■ Work task
Filter the listing below down to the lines holding the word "data", and copy those lines.

■ Record set

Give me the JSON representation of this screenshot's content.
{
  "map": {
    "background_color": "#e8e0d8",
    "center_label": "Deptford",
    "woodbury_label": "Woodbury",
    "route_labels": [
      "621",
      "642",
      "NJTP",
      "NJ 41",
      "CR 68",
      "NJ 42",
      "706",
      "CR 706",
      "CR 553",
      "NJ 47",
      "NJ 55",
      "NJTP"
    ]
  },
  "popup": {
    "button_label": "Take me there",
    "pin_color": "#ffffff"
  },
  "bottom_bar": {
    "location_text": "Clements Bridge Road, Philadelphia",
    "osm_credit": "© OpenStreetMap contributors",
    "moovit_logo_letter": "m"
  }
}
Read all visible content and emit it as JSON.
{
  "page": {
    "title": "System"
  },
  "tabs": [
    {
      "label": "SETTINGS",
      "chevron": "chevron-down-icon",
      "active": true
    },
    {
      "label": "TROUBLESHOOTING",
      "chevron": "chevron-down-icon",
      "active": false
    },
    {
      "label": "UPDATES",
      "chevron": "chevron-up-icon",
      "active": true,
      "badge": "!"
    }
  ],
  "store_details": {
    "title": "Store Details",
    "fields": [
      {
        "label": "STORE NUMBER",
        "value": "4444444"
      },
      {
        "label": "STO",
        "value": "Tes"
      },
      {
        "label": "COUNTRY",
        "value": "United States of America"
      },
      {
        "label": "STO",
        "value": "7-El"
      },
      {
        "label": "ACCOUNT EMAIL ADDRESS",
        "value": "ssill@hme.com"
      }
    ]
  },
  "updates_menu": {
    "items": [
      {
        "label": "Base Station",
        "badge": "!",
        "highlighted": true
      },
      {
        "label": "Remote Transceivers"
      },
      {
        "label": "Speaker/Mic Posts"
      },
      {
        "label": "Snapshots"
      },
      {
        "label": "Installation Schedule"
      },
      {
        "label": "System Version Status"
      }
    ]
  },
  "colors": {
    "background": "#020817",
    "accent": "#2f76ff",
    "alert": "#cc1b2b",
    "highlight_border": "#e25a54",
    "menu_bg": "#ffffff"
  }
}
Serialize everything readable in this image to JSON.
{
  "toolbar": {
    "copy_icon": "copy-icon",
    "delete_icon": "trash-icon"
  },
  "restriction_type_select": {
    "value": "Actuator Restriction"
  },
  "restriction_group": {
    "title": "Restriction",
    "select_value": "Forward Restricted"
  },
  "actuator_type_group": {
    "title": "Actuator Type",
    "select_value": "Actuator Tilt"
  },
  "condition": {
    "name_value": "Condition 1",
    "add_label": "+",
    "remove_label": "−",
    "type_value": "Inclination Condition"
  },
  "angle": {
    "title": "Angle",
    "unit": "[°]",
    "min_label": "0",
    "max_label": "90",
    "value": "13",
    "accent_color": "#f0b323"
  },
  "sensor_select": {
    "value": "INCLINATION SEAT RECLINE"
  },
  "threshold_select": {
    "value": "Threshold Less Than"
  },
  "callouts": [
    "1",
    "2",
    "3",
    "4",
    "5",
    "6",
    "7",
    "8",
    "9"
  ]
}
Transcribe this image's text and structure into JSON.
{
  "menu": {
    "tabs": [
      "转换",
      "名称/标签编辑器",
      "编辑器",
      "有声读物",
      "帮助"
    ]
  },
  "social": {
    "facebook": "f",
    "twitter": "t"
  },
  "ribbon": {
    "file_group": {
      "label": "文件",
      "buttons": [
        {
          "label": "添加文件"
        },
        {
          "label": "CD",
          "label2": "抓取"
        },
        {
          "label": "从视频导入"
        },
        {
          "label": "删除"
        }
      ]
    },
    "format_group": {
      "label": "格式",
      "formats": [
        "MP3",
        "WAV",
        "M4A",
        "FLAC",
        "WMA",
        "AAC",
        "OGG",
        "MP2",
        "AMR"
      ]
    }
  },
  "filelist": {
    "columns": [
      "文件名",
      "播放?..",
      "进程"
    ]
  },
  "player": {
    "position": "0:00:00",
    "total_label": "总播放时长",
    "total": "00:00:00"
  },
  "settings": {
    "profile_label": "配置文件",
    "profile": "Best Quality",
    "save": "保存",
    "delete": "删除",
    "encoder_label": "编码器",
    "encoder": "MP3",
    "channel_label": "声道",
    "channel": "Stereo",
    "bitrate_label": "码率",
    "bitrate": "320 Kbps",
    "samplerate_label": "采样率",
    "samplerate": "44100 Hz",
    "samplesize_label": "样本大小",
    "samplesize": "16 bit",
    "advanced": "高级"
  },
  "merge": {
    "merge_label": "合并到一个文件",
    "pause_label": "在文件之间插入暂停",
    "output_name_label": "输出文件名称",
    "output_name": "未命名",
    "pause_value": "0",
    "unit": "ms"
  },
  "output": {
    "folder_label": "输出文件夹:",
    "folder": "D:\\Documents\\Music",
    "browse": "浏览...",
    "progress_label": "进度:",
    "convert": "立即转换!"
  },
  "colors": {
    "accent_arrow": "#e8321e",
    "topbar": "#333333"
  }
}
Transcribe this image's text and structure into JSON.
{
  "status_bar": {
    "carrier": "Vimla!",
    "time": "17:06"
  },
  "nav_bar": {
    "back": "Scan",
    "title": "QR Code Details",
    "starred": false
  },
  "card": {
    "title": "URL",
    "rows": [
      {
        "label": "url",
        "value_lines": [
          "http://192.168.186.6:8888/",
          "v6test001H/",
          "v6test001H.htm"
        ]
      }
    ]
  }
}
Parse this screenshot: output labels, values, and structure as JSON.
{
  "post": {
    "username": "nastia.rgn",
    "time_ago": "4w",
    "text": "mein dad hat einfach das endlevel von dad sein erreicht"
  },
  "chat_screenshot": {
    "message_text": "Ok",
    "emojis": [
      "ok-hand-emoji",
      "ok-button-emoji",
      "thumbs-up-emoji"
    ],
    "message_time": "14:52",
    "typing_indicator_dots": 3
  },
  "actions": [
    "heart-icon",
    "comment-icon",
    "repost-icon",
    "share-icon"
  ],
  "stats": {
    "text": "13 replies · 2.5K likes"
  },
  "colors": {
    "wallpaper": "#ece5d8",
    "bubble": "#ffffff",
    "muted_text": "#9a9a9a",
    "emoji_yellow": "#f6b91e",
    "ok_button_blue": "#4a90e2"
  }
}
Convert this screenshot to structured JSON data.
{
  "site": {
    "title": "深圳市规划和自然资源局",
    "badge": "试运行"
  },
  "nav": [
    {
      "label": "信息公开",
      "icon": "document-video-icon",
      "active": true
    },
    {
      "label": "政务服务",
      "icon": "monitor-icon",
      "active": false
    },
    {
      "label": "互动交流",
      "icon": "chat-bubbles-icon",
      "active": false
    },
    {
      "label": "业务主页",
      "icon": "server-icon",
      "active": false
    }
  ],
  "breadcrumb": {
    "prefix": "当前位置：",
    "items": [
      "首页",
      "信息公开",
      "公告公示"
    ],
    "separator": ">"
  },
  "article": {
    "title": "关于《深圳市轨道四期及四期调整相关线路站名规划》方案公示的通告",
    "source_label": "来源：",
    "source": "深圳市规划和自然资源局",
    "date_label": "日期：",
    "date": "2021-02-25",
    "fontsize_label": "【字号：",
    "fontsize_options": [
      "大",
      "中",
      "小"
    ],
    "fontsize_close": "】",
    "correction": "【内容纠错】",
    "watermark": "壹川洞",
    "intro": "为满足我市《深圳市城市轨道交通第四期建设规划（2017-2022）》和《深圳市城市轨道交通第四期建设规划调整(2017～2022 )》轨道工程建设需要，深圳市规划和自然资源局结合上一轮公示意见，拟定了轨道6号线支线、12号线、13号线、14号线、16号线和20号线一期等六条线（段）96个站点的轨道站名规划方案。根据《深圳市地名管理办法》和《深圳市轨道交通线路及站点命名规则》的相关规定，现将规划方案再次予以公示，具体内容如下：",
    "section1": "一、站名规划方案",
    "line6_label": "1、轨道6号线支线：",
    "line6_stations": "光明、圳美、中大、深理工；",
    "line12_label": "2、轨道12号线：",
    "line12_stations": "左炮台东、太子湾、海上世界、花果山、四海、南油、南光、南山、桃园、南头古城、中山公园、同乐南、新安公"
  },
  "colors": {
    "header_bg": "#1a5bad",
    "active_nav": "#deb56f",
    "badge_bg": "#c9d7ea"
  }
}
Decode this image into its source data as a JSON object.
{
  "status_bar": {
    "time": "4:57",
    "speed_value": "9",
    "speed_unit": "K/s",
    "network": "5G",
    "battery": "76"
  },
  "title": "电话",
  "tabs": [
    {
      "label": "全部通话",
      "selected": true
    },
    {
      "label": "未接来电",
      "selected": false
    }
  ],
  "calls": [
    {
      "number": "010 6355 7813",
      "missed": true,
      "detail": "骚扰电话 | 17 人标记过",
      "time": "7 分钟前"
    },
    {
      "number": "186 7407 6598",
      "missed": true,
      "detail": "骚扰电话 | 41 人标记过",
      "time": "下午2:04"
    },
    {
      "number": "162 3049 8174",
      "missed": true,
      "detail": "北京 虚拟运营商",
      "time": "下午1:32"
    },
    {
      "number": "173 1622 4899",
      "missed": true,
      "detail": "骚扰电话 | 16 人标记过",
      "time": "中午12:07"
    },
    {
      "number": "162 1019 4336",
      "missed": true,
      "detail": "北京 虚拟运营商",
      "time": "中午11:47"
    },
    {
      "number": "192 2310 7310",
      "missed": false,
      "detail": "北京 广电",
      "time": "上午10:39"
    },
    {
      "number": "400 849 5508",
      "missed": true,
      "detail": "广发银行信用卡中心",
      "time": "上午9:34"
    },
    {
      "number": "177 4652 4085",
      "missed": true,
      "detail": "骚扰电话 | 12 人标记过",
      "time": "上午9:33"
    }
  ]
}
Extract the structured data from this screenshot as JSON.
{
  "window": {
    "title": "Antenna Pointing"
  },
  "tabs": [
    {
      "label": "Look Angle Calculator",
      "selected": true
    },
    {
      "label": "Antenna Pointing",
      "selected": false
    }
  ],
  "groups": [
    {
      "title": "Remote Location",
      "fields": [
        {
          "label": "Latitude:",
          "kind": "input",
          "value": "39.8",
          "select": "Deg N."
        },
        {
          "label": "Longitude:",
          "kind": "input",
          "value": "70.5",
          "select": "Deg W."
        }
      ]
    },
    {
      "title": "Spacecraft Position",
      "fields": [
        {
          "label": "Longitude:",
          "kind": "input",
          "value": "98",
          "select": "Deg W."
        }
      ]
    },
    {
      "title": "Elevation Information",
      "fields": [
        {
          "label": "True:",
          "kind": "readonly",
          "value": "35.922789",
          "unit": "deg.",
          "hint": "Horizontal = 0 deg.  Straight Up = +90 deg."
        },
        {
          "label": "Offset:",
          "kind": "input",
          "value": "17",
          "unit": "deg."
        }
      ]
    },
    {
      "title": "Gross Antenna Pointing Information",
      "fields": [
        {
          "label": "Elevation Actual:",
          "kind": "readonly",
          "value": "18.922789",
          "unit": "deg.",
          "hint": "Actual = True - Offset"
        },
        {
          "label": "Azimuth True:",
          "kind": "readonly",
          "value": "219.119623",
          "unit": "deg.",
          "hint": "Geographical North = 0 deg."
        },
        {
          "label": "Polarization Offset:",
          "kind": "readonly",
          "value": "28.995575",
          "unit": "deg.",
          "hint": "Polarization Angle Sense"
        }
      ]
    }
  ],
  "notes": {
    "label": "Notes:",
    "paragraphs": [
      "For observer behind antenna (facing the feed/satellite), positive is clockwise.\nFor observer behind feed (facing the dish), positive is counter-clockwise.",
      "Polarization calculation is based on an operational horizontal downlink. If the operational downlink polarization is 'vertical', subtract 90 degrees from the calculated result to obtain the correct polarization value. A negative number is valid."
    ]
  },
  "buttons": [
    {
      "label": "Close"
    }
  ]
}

■ Response below
Convert this screenshot to structured JSON data.
Decode this image into its source data as a JSON object.
Extract the structured data from this screenshot as JSON.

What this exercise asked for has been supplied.